John D. Loudermilk (born March 31, 1934 in Durham, North Carolina) is an American singer and songwriter.
Loudermilk grew up in a family who were members of the Salvation Army faith and was influenced by the church singing. As a boy he learned to play the guitar, and while still in his teens wrote a poem that he set to music. The owners of the local television station, where he worked as a handyman, allowed him to play it on air resulting in country musician George Hamilton IV putting it on record. After Eddie Cochran had his first hit record with Loudermilk's tune, Sittin' In The Balcony, his career path in music was firmly set.

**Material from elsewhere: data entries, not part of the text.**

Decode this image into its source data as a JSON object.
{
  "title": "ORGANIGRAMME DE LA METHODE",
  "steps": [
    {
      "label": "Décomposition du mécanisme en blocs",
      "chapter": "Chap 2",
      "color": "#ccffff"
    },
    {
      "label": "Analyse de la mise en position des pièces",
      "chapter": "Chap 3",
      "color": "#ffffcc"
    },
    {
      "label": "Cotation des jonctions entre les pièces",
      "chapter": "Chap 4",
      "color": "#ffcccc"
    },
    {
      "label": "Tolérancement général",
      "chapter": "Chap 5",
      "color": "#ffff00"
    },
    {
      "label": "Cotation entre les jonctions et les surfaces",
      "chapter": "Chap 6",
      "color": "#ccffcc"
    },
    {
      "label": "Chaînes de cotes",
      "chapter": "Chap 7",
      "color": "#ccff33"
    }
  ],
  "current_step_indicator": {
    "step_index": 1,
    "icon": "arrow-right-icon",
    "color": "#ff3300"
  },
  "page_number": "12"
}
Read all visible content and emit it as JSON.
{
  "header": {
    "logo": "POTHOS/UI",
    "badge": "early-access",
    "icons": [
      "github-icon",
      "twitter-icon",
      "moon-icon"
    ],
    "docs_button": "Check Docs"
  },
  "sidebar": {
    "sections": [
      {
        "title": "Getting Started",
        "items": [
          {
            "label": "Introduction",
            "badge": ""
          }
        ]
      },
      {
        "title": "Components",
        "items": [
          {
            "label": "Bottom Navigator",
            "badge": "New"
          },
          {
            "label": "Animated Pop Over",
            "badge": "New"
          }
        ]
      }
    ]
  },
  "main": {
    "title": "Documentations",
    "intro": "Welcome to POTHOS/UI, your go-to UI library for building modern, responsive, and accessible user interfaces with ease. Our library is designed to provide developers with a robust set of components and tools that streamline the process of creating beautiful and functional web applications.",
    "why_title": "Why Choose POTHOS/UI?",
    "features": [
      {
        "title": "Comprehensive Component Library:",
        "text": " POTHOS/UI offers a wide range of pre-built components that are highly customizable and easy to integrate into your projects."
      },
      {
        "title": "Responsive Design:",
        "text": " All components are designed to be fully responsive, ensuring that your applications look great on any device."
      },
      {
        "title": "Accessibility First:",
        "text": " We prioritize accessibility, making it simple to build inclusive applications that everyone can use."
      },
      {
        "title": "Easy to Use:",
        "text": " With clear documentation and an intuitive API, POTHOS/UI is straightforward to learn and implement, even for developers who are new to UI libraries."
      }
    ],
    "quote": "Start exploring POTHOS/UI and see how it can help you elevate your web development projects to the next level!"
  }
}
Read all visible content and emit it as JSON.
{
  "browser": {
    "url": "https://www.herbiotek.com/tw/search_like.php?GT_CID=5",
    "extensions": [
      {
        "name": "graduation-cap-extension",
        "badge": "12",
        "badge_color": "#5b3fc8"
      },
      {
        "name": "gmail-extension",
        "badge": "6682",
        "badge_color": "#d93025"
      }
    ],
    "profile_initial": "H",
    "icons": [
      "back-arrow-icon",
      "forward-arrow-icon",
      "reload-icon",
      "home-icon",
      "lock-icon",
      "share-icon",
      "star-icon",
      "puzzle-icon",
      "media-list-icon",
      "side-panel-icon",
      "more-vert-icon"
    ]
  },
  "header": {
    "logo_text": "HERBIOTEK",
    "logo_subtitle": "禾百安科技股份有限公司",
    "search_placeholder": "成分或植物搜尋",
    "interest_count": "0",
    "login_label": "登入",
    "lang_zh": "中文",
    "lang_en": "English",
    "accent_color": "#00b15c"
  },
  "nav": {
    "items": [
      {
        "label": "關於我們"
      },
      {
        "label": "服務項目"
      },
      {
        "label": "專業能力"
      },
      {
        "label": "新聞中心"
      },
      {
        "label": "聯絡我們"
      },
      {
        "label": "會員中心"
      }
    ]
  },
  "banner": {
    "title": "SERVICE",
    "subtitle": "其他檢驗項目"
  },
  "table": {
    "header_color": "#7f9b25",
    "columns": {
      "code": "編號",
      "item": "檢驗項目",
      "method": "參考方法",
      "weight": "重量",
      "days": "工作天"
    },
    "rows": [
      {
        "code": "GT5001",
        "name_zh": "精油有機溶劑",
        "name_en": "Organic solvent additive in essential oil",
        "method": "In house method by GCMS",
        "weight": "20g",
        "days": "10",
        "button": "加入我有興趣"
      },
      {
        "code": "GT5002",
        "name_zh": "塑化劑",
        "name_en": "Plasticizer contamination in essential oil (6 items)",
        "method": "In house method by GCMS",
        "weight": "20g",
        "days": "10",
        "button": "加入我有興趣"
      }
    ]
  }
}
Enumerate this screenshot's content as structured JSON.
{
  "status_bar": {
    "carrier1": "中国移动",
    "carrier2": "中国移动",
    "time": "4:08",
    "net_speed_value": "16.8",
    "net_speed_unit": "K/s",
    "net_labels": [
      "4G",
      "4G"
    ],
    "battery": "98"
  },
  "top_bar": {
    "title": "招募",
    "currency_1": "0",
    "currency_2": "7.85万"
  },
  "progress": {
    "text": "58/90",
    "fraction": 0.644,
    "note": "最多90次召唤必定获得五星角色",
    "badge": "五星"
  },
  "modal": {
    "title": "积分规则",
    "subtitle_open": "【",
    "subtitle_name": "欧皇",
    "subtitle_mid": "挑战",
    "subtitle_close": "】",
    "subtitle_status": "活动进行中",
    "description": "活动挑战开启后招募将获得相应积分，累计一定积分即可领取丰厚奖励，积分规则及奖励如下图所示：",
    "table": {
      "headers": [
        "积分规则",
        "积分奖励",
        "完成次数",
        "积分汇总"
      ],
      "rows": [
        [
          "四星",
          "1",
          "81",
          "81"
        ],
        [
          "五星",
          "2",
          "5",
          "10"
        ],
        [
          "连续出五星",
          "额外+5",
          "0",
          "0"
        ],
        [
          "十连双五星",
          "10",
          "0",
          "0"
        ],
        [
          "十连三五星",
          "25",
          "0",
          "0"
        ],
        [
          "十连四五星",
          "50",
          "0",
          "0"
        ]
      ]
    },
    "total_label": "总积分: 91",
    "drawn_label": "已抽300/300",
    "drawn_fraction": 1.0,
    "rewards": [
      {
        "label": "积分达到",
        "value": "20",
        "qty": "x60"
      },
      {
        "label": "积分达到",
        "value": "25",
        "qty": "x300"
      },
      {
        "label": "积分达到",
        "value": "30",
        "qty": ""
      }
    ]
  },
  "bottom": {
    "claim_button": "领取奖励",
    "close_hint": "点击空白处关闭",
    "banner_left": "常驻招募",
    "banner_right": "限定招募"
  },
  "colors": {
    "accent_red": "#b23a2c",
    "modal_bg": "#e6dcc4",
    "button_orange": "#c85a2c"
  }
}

Loudermilk recorded some of his songs under his own name and the stage name, "Johnny Dee," but it was as a songwriter that he made his mark. Working out of the country music capital of America Nashville, Tennessee, John D. Loudermilk became one of the most productive songwriters of the 1960s and 70s penning country and pop music hits for the likes of the Everly Brothers, Johnny Tillotson, Chet Atkins, Paul Revere & the Raiders, Johnny Cash, Marianne Faithfull, Stonewall Jackson and others.